A racy billboard from Web site diamond.com recently proved too much even for New Yorkers.
The ad featured a shot of the site’s spokesmodel, France’s Laetitia Casta, clad in nothing more than gems. But publications such as Architectural Digest and The New York Times magazine refused to run the ad until computer-enhanced strands were added to make Casta’s image more discreet. Even with the changes, NASDAQ has refused to run the ad on its Times Square billboard, and the ad has been declined at other locations in New York as well as in Los Angeles and Miami.
“They just thought it was too provocative,” says Nicolas Topiol, the company’s chief strategy officer. “They thought it would create traffic jams [and] other accidents.”
In related news, in spite of the woes in the dot-com sector, diamond.com-owned by Israeli sightholder R. Steinmetz-keeps getting more money from venture capitalists. The company recently received $12 million in funding.
Topiol notes that the Web site-formerly known as diamonddepot.com and odimo.com-currently gets one million unique visitors a month, though he declined to reveal sales figures. He says the company’s decision to go with a “generic” Web name seems to have paid off. “It was against the wave of the time, because then most Web site names didn’t mean much,” he says. “But we realized that ‘odimo’ would take us millions of dollars to promote.”
Recently, there were rumors that diamond.com had bought space in New York for a retail store. Topiol confirms that the company is thinking about it but says nothing final has been decided.

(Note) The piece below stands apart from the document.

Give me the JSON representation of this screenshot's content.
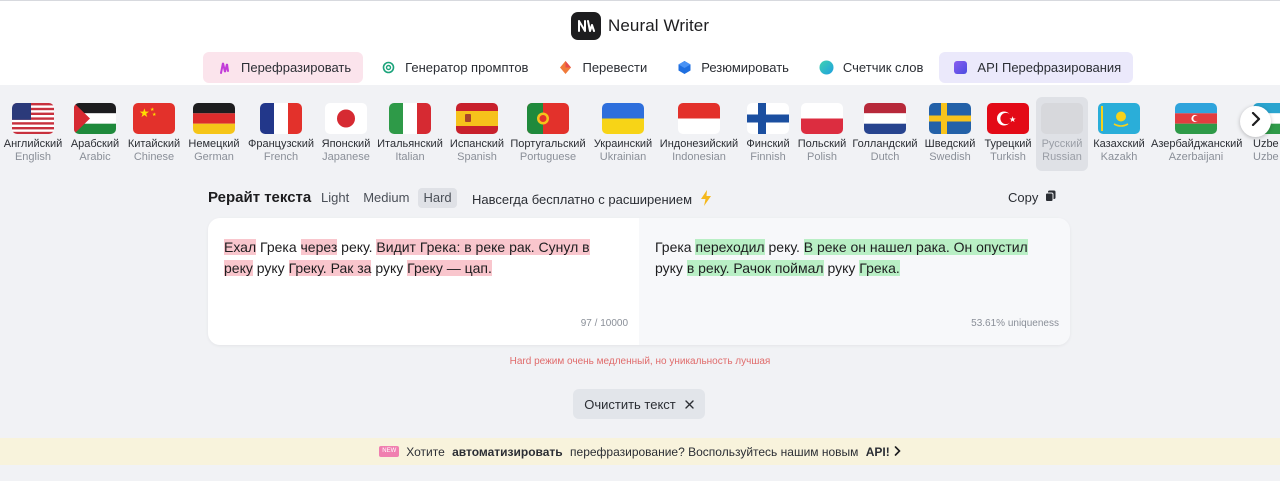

Nevertheless, the company seems to be one of the most active dot-coms. It’s signed a deal to become an anchor tenant at wedding portal knot.com, replacing the previous tenant, jewelry Web site mondera.com. And it’s added an “instant chat” feature, intended to replicate the advice one gets in the jewelry store. Finally, Topiol says, diamond.com has settled its dispute with price sheet publisher Martin Rapaport, owner of the sound-alike domain diamonds.com.